Content starts
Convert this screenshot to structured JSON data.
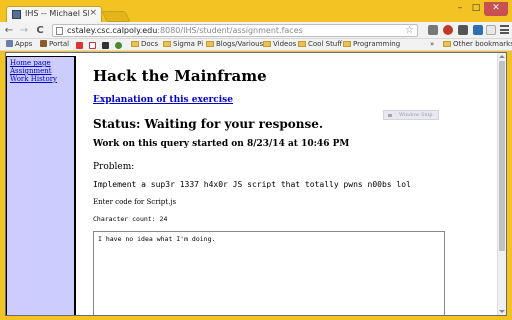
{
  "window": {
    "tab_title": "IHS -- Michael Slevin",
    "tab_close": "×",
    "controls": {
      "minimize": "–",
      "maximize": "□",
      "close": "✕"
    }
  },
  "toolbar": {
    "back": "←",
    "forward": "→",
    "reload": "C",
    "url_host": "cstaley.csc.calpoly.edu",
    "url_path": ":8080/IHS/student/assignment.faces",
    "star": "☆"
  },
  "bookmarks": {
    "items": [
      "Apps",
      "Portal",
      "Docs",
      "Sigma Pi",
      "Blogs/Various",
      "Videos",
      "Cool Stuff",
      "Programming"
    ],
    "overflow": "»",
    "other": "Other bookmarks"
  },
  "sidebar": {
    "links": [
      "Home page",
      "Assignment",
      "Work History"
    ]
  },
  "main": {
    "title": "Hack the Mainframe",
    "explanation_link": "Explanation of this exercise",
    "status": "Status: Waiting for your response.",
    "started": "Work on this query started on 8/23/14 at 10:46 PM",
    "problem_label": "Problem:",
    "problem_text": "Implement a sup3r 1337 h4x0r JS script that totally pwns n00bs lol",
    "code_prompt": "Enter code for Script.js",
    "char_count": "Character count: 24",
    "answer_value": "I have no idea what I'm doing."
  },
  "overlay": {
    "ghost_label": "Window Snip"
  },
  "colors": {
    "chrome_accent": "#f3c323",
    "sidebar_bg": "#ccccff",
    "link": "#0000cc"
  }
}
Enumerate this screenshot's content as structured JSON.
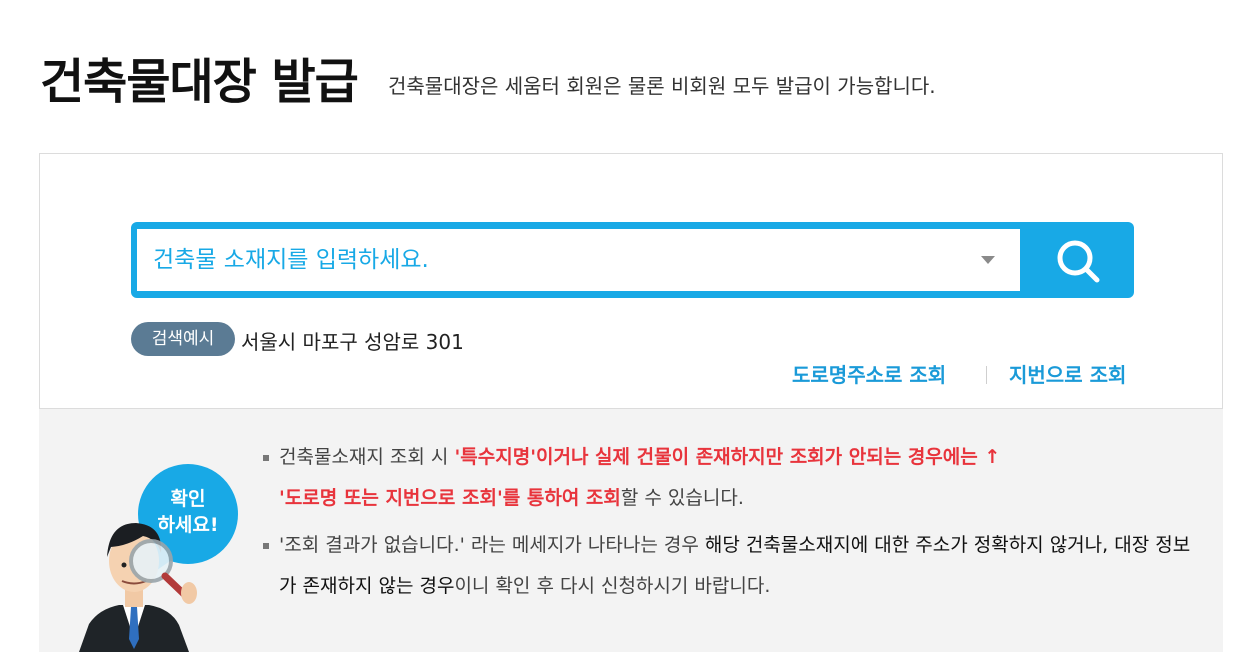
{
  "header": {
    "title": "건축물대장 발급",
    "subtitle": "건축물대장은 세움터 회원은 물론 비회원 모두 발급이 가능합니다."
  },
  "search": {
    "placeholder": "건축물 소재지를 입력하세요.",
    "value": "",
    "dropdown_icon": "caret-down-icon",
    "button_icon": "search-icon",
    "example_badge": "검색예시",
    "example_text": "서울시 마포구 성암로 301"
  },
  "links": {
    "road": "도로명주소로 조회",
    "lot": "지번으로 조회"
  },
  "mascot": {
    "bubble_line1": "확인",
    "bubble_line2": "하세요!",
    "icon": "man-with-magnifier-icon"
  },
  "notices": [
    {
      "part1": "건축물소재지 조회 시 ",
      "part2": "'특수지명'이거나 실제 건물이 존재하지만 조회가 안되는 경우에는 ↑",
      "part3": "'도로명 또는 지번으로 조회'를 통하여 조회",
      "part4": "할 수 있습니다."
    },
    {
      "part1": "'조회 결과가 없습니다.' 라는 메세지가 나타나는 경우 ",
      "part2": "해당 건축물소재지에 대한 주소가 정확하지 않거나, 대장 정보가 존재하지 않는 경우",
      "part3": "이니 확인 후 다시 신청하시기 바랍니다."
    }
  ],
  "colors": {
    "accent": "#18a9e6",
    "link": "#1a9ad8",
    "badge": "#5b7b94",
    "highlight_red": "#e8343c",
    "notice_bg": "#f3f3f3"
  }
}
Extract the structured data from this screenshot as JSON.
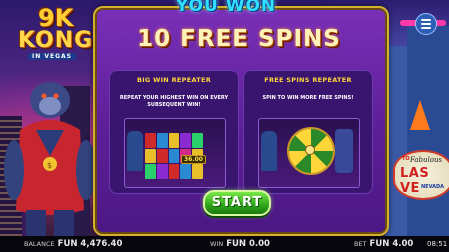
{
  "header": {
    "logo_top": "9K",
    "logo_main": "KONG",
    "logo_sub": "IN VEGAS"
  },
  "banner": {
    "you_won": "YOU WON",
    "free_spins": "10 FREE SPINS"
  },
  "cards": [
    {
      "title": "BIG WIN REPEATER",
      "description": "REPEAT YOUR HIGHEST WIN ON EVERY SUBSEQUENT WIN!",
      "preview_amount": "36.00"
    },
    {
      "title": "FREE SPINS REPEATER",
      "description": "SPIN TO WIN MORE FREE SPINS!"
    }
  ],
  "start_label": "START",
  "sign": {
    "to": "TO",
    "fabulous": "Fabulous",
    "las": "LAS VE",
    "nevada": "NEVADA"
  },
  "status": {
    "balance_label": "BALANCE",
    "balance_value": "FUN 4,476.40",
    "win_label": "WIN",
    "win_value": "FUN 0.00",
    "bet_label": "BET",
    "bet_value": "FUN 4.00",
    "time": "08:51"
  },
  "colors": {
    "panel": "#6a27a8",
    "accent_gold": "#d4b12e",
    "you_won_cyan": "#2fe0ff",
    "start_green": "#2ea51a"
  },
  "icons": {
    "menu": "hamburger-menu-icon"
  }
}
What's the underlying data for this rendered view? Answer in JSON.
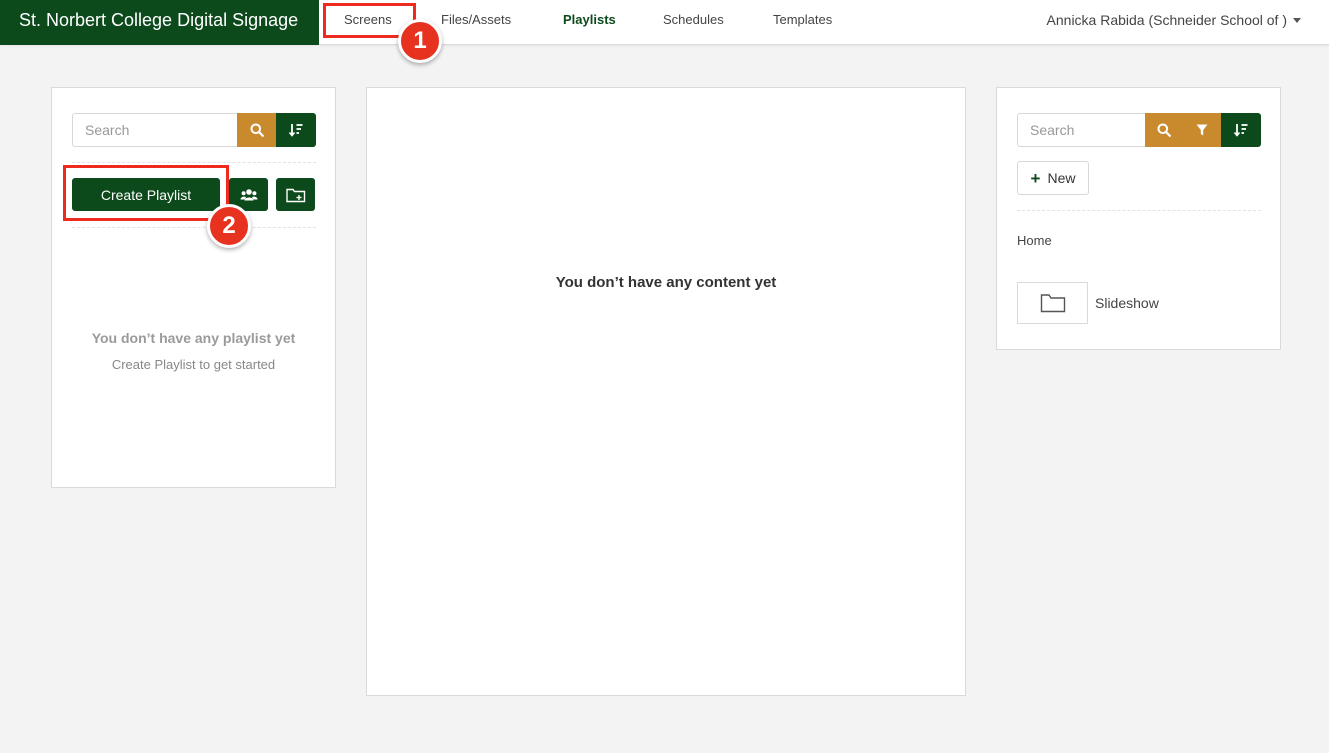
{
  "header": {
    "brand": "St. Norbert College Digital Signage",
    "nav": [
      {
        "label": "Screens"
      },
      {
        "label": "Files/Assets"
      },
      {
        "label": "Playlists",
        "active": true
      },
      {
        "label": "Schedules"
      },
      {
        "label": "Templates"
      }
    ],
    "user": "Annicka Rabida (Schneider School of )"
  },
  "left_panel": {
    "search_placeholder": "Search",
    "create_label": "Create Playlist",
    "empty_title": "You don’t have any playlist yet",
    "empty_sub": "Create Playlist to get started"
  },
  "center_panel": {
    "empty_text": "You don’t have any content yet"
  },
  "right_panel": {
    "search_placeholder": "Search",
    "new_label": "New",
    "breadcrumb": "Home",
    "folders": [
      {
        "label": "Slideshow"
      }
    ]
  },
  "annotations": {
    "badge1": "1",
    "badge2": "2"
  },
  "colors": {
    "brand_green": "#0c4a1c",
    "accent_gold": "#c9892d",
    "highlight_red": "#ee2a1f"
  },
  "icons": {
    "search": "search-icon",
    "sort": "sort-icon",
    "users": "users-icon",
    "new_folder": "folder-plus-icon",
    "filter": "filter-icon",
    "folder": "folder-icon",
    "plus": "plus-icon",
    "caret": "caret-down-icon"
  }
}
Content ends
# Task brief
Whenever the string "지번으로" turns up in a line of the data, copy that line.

# Exercise answer
    "lot": "지번으로 조회"
      "part3": "'도로명 또는 지번으로 조회'를 통하여 조회",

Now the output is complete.